Digital US Admissions Tests for International Students
How to help students outside of the US understand the Computer-Based ACT & Digital SAT.
For international students, taking either an ACT or SAT will involve the use of a computer or device, yet the digital formats of these tests are not identical, so it is important for families and educators supporting these international students to understand the nuanced differences of these computerized testing experiences.
ACT (Computer-Based for International Students)
Since September 2018, students outside of the US have taken the ACT on a computer at a testing center. The structure, timing, and questions are all identical to what a student in the US would take on a paper test.
By taking this test on the computer, students can make use a number of digital annotation tools including:
- a calculator
- text highlighting
- answer eliminator
- answer marking
- question flagging
- warning about omitted questions
- test timer
These tools are fairly intuitive for students so rather than worry about them, families and educators should look to them as assets that would help a student move more seamlessly throughout the test.
And because students aren’t flipping through a test booklet, there are additional perks that the computer-based test offers, such as no more potential answer sheet bubbling errors and no more passages and questions that may be split over several pages! Additionally, with the computer-based test, the passage and the questions remain on the same screen, helping students compare the text and their answer choices.

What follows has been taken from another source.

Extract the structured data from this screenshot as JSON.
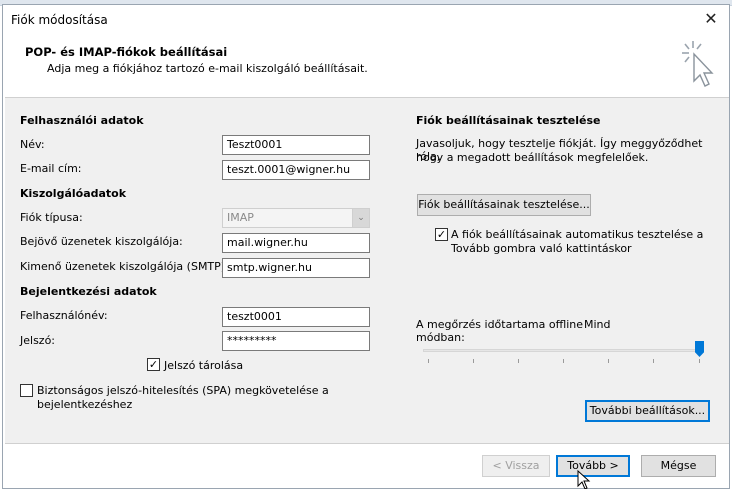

SAT (Digital for International Students starting March 2023)
The Digital SAT will also be a test taken on a device such as a computer or tablet, rather than on paper. And as Jed wrote in January 2022 “The College Board is following a long-line of testing agencies ditching scantrons for more secure, reliable, and efficient computer-based testing.”

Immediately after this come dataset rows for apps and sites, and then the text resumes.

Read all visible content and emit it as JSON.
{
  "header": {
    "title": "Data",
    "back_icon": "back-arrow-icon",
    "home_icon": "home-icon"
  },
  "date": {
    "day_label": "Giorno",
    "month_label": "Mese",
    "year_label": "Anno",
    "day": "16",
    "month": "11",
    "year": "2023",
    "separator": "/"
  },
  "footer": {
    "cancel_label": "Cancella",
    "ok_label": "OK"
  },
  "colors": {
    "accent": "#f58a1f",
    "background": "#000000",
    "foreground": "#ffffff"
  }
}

SAT & ACT Digital Annotation Tools are similar – How do the tests vary?
Like the Computer-Based ACT, the Digital SAT also includes a variety of digital annotation tools including the use of a calculator throughout the test and the ability to use scratch paper and take breaks.
Unlike the Computer-Based ACT, each student taking a Digital SAT will NOT take an identical test. The Digital SAT is section-adaptive test in which your performance on the first module dictates the question you will have in the second module.

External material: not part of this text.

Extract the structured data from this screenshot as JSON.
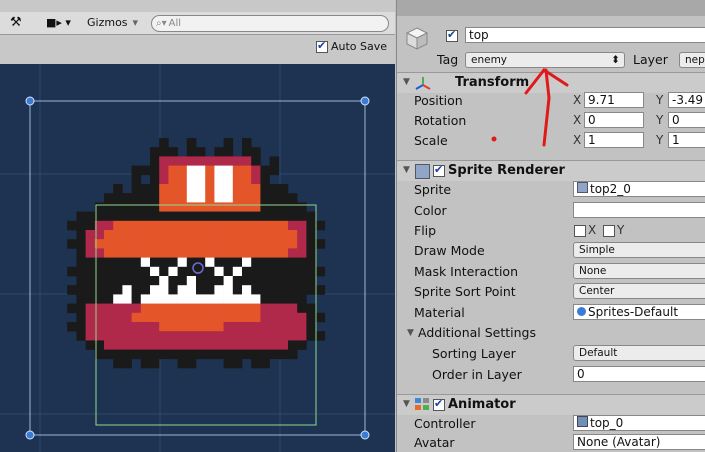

For the Digital SAT, students will take two sections of Reading and Writing as well as two for Math. The Computer-Based ACT also contains four sections, but currently the ACT’s English, Math, Reading and Science sections are not adaptive.
Additionally, because questions are taken from a vast problem bank, the question that one Digital SAT student sees as number 5, may be another student’s number 12, and a third student may not even see that question.
You can find more on the Digital SAT here.
After the Digital SAT’s section adaptive feature, the most significant difference between the two tests is their timing.
Compared to the ACT, the SAT has 59% more time per question with a shorter overall total testing time (2 hours 24 minutes for the SAT vs. 2 hours 55 minutes for the ACT). So more time per question but a shorter test on the Digital SAT means that the ACT will feel speedy in each section and will take a longer period of time.
While the nature of a section adaptive test may be new to some, other admissions tests like the GRE and GMAT have been question adaptive for decades. As Jed wrote here, “The structural changes to the (SAT), making it shorter, adaptive, and slower-paced, will make it a more popular test for many students and educators.”
Putting Students First
While the format of these digital tests may involve some anxieties for parents and educators, this author is reminded that her children have been taking digital standardized tests since the 3rd grade! The annotation and other online tools can be so instinctive for digital natives.
The use of a computer for both an SAT or ACT puts student’s in the driver’s seat about choosing which digital testing experience (and score!) is best suited for them. Schedule a call with an Applerouth Program Advisor to help your student start with a practice test, compare their scores and experiences and make a test prep timeline!